*** SUPPLIED ENTRIES ***

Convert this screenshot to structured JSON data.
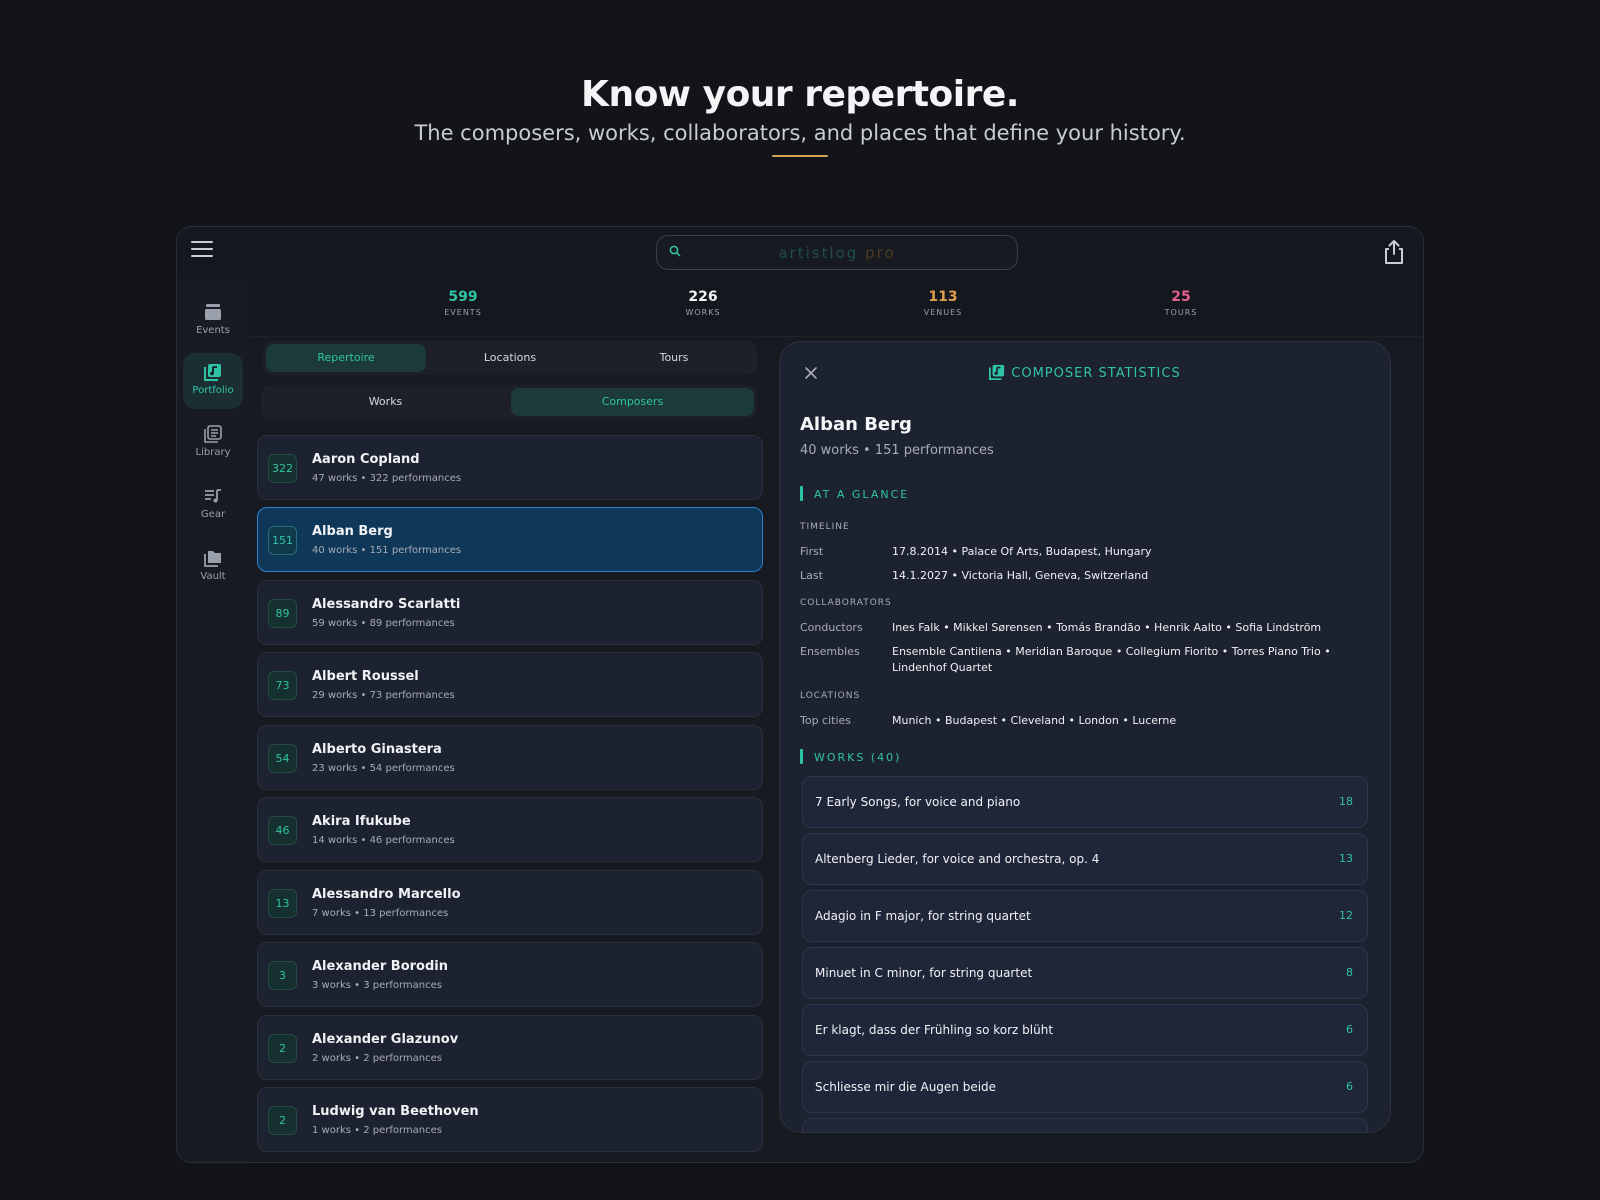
{
  "hero": {
    "title": "Know your repertoire.",
    "subtitle": "The composers, works, collaborators, and places that define your history."
  },
  "search": {
    "placeholder": "",
    "brand_a": "artistlog",
    "brand_b": "pro"
  },
  "sidebar": {
    "items": [
      {
        "label": "Events",
        "icon": "events-icon"
      },
      {
        "label": "Portfolio",
        "icon": "portfolio-icon",
        "active": true
      },
      {
        "label": "Library",
        "icon": "library-icon"
      },
      {
        "label": "Gear",
        "icon": "gear-icon"
      },
      {
        "label": "Vault",
        "icon": "vault-icon"
      }
    ]
  },
  "stats": [
    {
      "value": "599",
      "label": "EVENTS",
      "color": "#2fc3a5"
    },
    {
      "value": "226",
      "label": "WORKS",
      "color": "#f2f3f5"
    },
    {
      "value": "113",
      "label": "VENUES",
      "color": "#e0a04c"
    },
    {
      "value": "25",
      "label": "TOURS",
      "color": "#e5608a"
    }
  ],
  "tabs": {
    "repertoire": "Repertoire",
    "locations": "Locations",
    "tours": "Tours"
  },
  "subtabs": {
    "works": "Works",
    "composers": "Composers"
  },
  "composers": [
    {
      "count": "322",
      "name": "Aaron Copland",
      "meta": "47 works • 322 performances"
    },
    {
      "count": "151",
      "name": "Alban Berg",
      "meta": "40 works • 151 performances",
      "selected": true
    },
    {
      "count": "89",
      "name": "Alessandro Scarlatti",
      "meta": "59 works • 89 performances"
    },
    {
      "count": "73",
      "name": "Albert Roussel",
      "meta": "29 works • 73 performances"
    },
    {
      "count": "54",
      "name": "Alberto Ginastera",
      "meta": "23 works • 54 performances"
    },
    {
      "count": "46",
      "name": "Akira Ifukube",
      "meta": "14 works • 46 performances"
    },
    {
      "count": "13",
      "name": "Alessandro Marcello",
      "meta": "7 works • 13 performances"
    },
    {
      "count": "3",
      "name": "Alexander Borodin",
      "meta": "3 works • 3 performances"
    },
    {
      "count": "2",
      "name": "Alexander Glazunov",
      "meta": "2 works • 2 performances"
    },
    {
      "count": "2",
      "name": "Ludwig van Beethoven",
      "meta": "1 works • 2 performances"
    }
  ],
  "panel": {
    "header": "COMPOSER STATISTICS",
    "name": "Alban Berg",
    "summary": "40 works • 151 performances",
    "glance_title": "AT A GLANCE",
    "timeline_title": "TIMELINE",
    "first_label": "First",
    "first_value": "17.8.2014 • Palace Of Arts, Budapest, Hungary",
    "last_label": "Last",
    "last_value": "14.1.2027 • Victoria Hall, Geneva, Switzerland",
    "collab_title": "COLLABORATORS",
    "conductors_label": "Conductors",
    "conductors_value": "Ines Falk • Mikkel Sørensen • Tomás Brandão • Henrik Aalto • Sofia Lindström",
    "ensembles_label": "Ensembles",
    "ensembles_value": "Ensemble Cantilena • Meridian Baroque • Collegium Fiorito • Torres Piano Trio • Lindenhof Quartet",
    "locations_title": "LOCATIONS",
    "cities_label": "Top cities",
    "cities_value": "Munich • Budapest • Cleveland • London • Lucerne",
    "works_title": "WORKS (40)",
    "works": [
      {
        "title": "7 Early Songs, for voice and piano",
        "count": "18"
      },
      {
        "title": "Altenberg Lieder, for voice and orchestra, op. 4",
        "count": "13"
      },
      {
        "title": "Adagio in F major, for string quartet",
        "count": "12"
      },
      {
        "title": "Minuet in C minor, for string quartet",
        "count": "8"
      },
      {
        "title": "Er klagt, dass der Frühling so korz blüht",
        "count": "6"
      },
      {
        "title": "Schliesse mir die Augen beide",
        "count": "6"
      }
    ]
  }
}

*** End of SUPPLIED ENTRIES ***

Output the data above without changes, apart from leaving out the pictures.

YOUR RESPONSE =>
Convert this screenshot to structured JSON data.
{
  "hero": {
    "title": "Know your repertoire.",
    "subtitle": "The composers, works, collaborators, and places that define your history."
  },
  "search": {
    "placeholder": "",
    "brand_a": "artistlog",
    "brand_b": "pro"
  },
  "sidebar": {
    "items": [
      {
        "label": "Events",
        "icon": "events-icon"
      },
      {
        "label": "Portfolio",
        "icon": "portfolio-icon",
        "active": true
      },
      {
        "label": "Library",
        "icon": "library-icon"
      },
      {
        "label": "Gear",
        "icon": "gear-icon"
      },
      {
        "label": "Vault",
        "icon": "vault-icon"
      }
    ]
  },
  "stats": [
    {
      "value": "599",
      "label": "EVENTS",
      "color": "#2fc3a5"
    },
    {
      "value": "226",
      "label": "WORKS",
      "color": "#f2f3f5"
    },
    {
      "value": "113",
      "label": "VENUES",
      "color": "#e0a04c"
    },
    {
      "value": "25",
      "label": "TOURS",
      "color": "#e5608a"
    }
  ],
  "tabs": {
    "repertoire": "Repertoire",
    "locations": "Locations",
    "tours": "Tours"
  },
  "subtabs": {
    "works": "Works",
    "composers": "Composers"
  },
  "composers": [
    {
      "count": "322",
      "name": "Aaron Copland",
      "meta": "47 works • 322 performances"
    },
    {
      "count": "151",
      "name": "Alban Berg",
      "meta": "40 works • 151 performances",
      "selected": true
    },
    {
      "count": "89",
      "name": "Alessandro Scarlatti",
      "meta": "59 works • 89 performances"
    },
    {
      "count": "73",
      "name": "Albert Roussel",
      "meta": "29 works • 73 performances"
    },
    {
      "count": "54",
      "name": "Alberto Ginastera",
      "meta": "23 works • 54 performances"
    },
    {
      "count": "46",
      "name": "Akira Ifukube",
      "meta": "14 works • 46 performances"
    },
    {
      "count": "13",
      "name": "Alessandro Marcello",
      "meta": "7 works • 13 performances"
    },
    {
      "count": "3",
      "name": "Alexander Borodin",
      "meta": "3 works • 3 performances"
    },
    {
      "count": "2",
      "name": "Alexander Glazunov",
      "meta": "2 works • 2 performances"
    },
    {
      "count": "2",
      "name": "Ludwig van Beethoven",
      "meta": "1 works • 2 performances"
    }
  ],
  "panel": {
    "header": "COMPOSER STATISTICS",
    "name": "Alban Berg",
    "summary": "40 works • 151 performances",
    "glance_title": "AT A GLANCE",
    "timeline_title": "TIMELINE",
    "first_label": "First",
    "first_value": "17.8.2014 • Palace Of Arts, Budapest, Hungary",
    "last_label": "Last",
    "last_value": "14.1.2027 • Victoria Hall, Geneva, Switzerland",
    "collab_title": "COLLABORATORS",
    "conductors_label": "Conductors",
    "conductors_value": "Ines Falk • Mikkel Sørensen • Tomás Brandão • Henrik Aalto • Sofia Lindström",
    "ensembles_label": "Ensembles",
    "ensembles_value": "Ensemble Cantilena • Meridian Baroque • Collegium Fiorito • Torres Piano Trio • Lindenhof Quartet",
    "locations_title": "LOCATIONS",
    "cities_label": "Top cities",
    "cities_value": "Munich • Budapest • Cleveland • London • Lucerne",
    "works_title": "WORKS (40)",
    "works": [
      {
        "title": "7 Early Songs, for voice and piano",
        "count": "18"
      },
      {
        "title": "Altenberg Lieder, for voice and orchestra, op. 4",
        "count": "13"
      },
      {
        "title": "Adagio in F major, for string quartet",
        "count": "12"
      },
      {
        "title": "Minuet in C minor, for string quartet",
        "count": "8"
      },
      {
        "title": "Er klagt, dass der Frühling so korz blüht",
        "count": "6"
      },
      {
        "title": "Schliesse mir die Augen beide",
        "count": "6"
      }
    ]
  }
}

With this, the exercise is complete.